He added, the challenges of the event help build the Cadet's leadership abilities as they learn teamwork.

"It teaches them several things, the ability to understand your team, its capabilities and the advantages and disadvantages of that team," said Rauscher. "That's what makes great leaders - how to care for their Soldiers and still be able to accomplish the mission and do it right."

Col. Sean Barnes, 1st Brigade commander, said his brigade's Ranger Challenge is built with several end results in mind for those willing to take up the trials of the weekend.

"This is just another step in testing and assessing the character of our young men and women who want to make the military their profession, but even more important it's about making leaders," he said. "We've been able to put them under tough conditions this weekend and test basic soldiering skills, how to critically think, and how to work as a team.

"At the end of the day though, it's all about making leaders today that can lead change tomorrow," he added.

Cadet Sam Rooker, who was on the Virginia Military Institute team for his third year, said he keeps coming back to compete because he enjoys doing something only a select few do.

"I do it because it's a little more challenging than everything else in ROTC," said Rooker. "You have to understand that this is an incredibly physically demanding competition, which is great, but it can suck. If you like that kind of thing it can be great for you."

The winners of each brigade's Ranger Challenge are:

1st Brigade -- First place - University of North Georgia Team A, Second place - Texas A&M Team A, Third place - Virginia Tech Team A

2nd Brigade -- First place - Temple University, Second place - Penn State, Third place - Lehigh University

3rd Brigade -- First place 9-Person Team - Iowa State University, First place 5-Person Team - Iowa State University, Second place 9-Person Team - Wheaton College, Second place 5-Person Team - Marquette University, Third place 9-Person Team - Marquette University, Third place 5-Person Team: South Dakota State University

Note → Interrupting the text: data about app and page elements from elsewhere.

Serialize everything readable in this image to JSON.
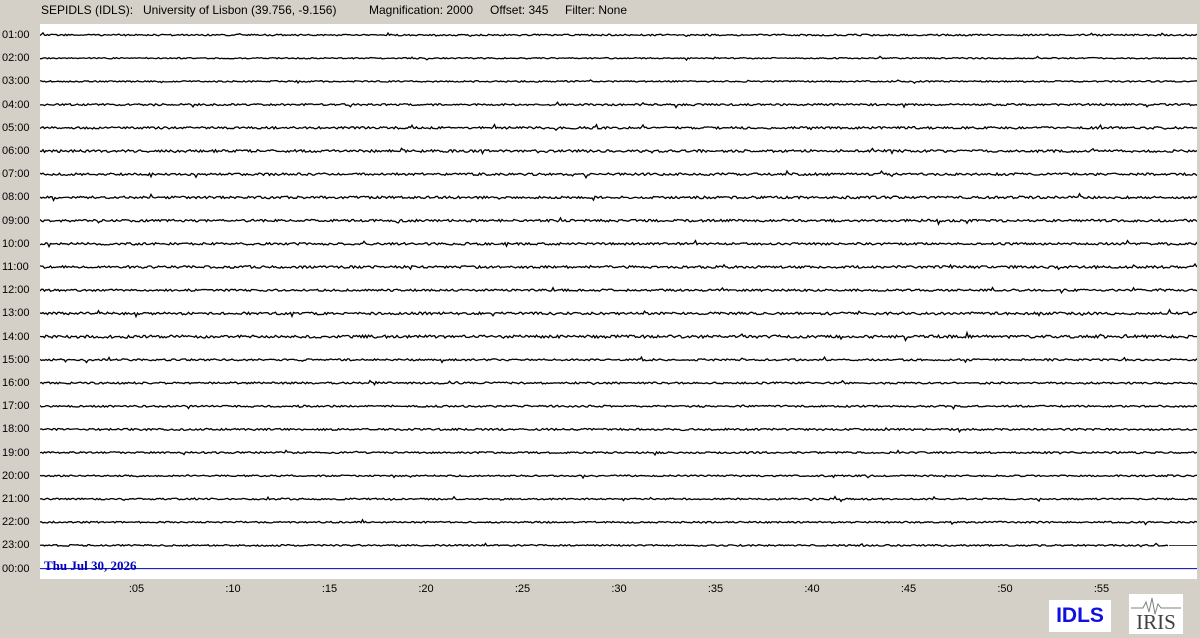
{
  "header": {
    "station": "SEPIDLS (IDLS):",
    "location": "University of Lisbon (39.756, -9.156)",
    "magnification": "Magnification: 2000",
    "offset": "Offset: 345",
    "filter": "Filter: None"
  },
  "date_label": "Thu Jul 30, 2026",
  "logos": {
    "network": "IDLS",
    "iris": "IRIS"
  },
  "colors": {
    "trace": "#000000",
    "trace_accent": "#000080",
    "current_hour": "#0000c0",
    "background": "#d4d0c8",
    "plot": "#ffffff"
  },
  "chart_data": {
    "type": "line",
    "hours": [
      "01:00",
      "02:00",
      "03:00",
      "04:00",
      "05:00",
      "06:00",
      "07:00",
      "08:00",
      "09:00",
      "10:00",
      "11:00",
      "12:00",
      "13:00",
      "14:00",
      "15:00",
      "16:00",
      "17:00",
      "18:00",
      "19:00",
      "20:00",
      "21:00",
      "22:00",
      "23:00",
      "00:00"
    ],
    "minute_ticks": [
      ":05",
      ":10",
      ":15",
      ":20",
      ":25",
      ":30",
      ":35",
      ":40",
      ":45",
      ":50",
      ":55"
    ],
    "minute_tick_values": [
      5,
      10,
      15,
      20,
      25,
      30,
      35,
      40,
      45,
      50,
      55
    ],
    "xlim": [
      0,
      60
    ],
    "hour_noise_levels": [
      0.5,
      0.4,
      0.45,
      0.6,
      0.7,
      0.8,
      0.75,
      0.75,
      0.75,
      0.7,
      0.75,
      0.65,
      0.8,
      0.9,
      0.6,
      0.6,
      0.55,
      0.6,
      0.55,
      0.5,
      0.5,
      0.5,
      0.5,
      0
    ],
    "recorded_until_minute": [
      60,
      60,
      60,
      60,
      60,
      60,
      60,
      60,
      60,
      60,
      60,
      60,
      60,
      60,
      60,
      60,
      60,
      60,
      60,
      60,
      60,
      60,
      58.5,
      0
    ]
  }
}
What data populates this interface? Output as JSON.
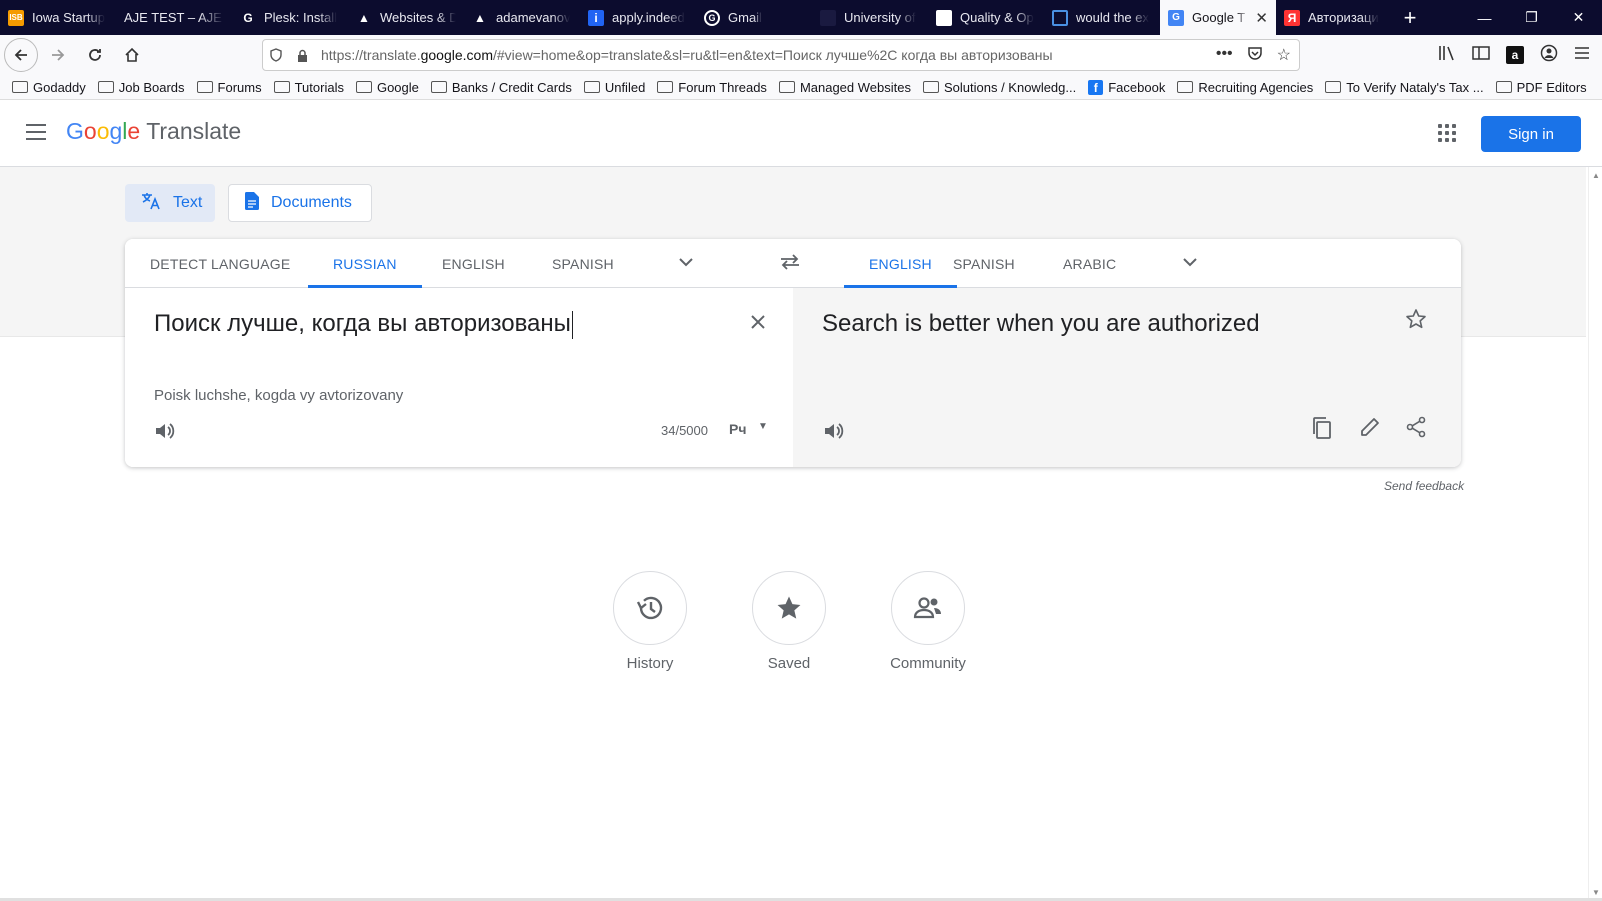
{
  "browser": {
    "tabs": [
      {
        "label": "Iowa Startup",
        "favicon": "iowa-icon",
        "favicon_color": "#f59b00"
      },
      {
        "label": "AJE TEST – AJE t",
        "favicon": "none",
        "favicon_color": ""
      },
      {
        "label": "Plesk: Install",
        "favicon": "plesk-icon",
        "favicon_color": "#ffffff"
      },
      {
        "label": "Websites & D",
        "favicon": "warning-icon",
        "favicon_color": "#ffffff"
      },
      {
        "label": "adamevanov",
        "favicon": "warning-icon",
        "favicon_color": "#ffffff"
      },
      {
        "label": "apply.indeed",
        "favicon": "indeed-icon",
        "favicon_color": "#2164f3"
      },
      {
        "label": "Gmail",
        "favicon": "google-icon",
        "favicon_color": "#ffffff"
      },
      {
        "label": "University of",
        "favicon": "university-icon",
        "favicon_color": "#1a1a40"
      },
      {
        "label": "Quality & Op",
        "favicon": "page-icon",
        "favicon_color": "#ffffff"
      },
      {
        "label": "would the ex",
        "favicon": "grid-icon",
        "favicon_color": "#4a90e2"
      },
      {
        "label": "Google T",
        "favicon": "translate-icon",
        "favicon_color": "#4285f4",
        "active": true
      },
      {
        "label": "Авторизаци",
        "favicon": "yandex-icon",
        "favicon_color": "#ff3333"
      }
    ],
    "url_prefix": "https://translate.",
    "url_domain": "google.com",
    "url_rest": "/#view=home&op=translate&sl=ru&tl=en&text=Поиск лучше%2C когда вы авторизованы",
    "bookmarks": [
      {
        "label": "Godaddy",
        "type": "folder"
      },
      {
        "label": "Job Boards",
        "type": "folder"
      },
      {
        "label": "Forums",
        "type": "folder"
      },
      {
        "label": "Tutorials",
        "type": "folder"
      },
      {
        "label": "Google",
        "type": "folder"
      },
      {
        "label": "Banks / Credit Cards",
        "type": "folder"
      },
      {
        "label": "Unfiled",
        "type": "folder"
      },
      {
        "label": "Forum Threads",
        "type": "folder"
      },
      {
        "label": "Managed Websites",
        "type": "folder"
      },
      {
        "label": "Solutions / Knowledg...",
        "type": "folder"
      },
      {
        "label": "Facebook",
        "type": "facebook"
      },
      {
        "label": "Recruiting Agencies",
        "type": "folder"
      },
      {
        "label": "To Verify Nataly's Tax ...",
        "type": "folder"
      },
      {
        "label": "PDF Editors",
        "type": "folder"
      }
    ]
  },
  "header": {
    "logo_letters": [
      "G",
      "o",
      "o",
      "g",
      "l",
      "e"
    ],
    "product": "Translate",
    "signin_label": "Sign in"
  },
  "modes": {
    "text_label": "Text",
    "documents_label": "Documents"
  },
  "source_langs": {
    "detect": "DETECT LANGUAGE",
    "items": [
      "RUSSIAN",
      "ENGLISH",
      "SPANISH"
    ],
    "selected": "RUSSIAN"
  },
  "target_langs": {
    "items": [
      "ENGLISH",
      "SPANISH",
      "ARABIC"
    ],
    "selected": "ENGLISH"
  },
  "source": {
    "text": "Поиск лучше, когда вы авторизованы",
    "transliteration": "Poisk luchshe, kogda vy avtorizovany",
    "char_count": "34/5000",
    "keyboard_label": "Рч"
  },
  "target": {
    "text": "Search is better when you are authorized"
  },
  "feedback_label": "Send feedback",
  "bottom": {
    "history_label": "History",
    "saved_label": "Saved",
    "community_label": "Community"
  },
  "colors": {
    "accent": "#1a73e8",
    "tab_bar": "#0c0c2e"
  }
}
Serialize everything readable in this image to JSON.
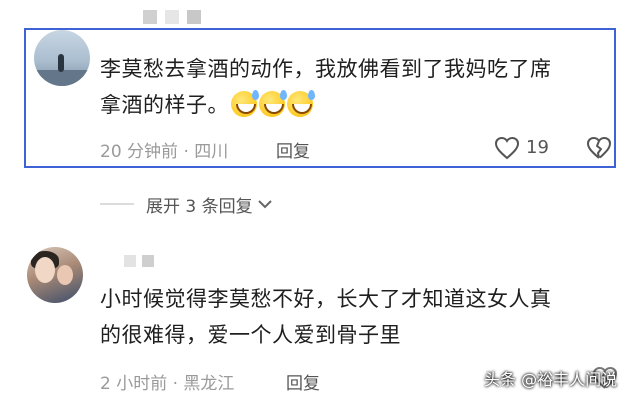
{
  "comment1": {
    "line1": "李莫愁去拿酒的动作，我放佛看到了我妈吃了席",
    "line2": "拿酒的样子。",
    "emojis": [
      "grinning-sweat-emoji",
      "grinning-sweat-emoji",
      "grinning-sweat-emoji"
    ],
    "meta": "20 分钟前 · 四川",
    "reply_label": "回复",
    "like_count": "19"
  },
  "expand": {
    "label": "展开 3 条回复"
  },
  "comment2": {
    "line1": "小时候觉得李莫愁不好，长大了才知道这女人真",
    "line2": "的很难得，爱一个人爱到骨子里",
    "meta": "2 小时前 · 黑龙江",
    "reply_label": "回复"
  },
  "watermark": "头条 @裕丰人间说",
  "colors": {
    "highlight_border": "#3d63d6",
    "meta_gray": "#9a9a9a"
  }
}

4th Brigade -- First place - Georgetown, Second place - Wake Forest, Third place - University of North Carolina

5th Brigade -- First Place -- Brigham Young University, Second Place -- University of Texas -- Austin, Third Place -- Tarleton State University

6th Brigade -- First Place - University of Alabama, Second place - Florida State University, Third place -Auburn University of Montgomery

7th Brigade -- First place - Michigan State University, Second place - Ohio University, Third place - Central State University

8th Brigade -- First Place -- University of Washington, Second Place -- Claremont McKenna College, Third Place -- Boise State University

The winners for each brigade's Ranger Challenge will represent their brigade against international military academies, seven other ROTC programs, and four U.S. service academies at West Point for the 2018 Sandhurst Military Skills Competition taking place in April.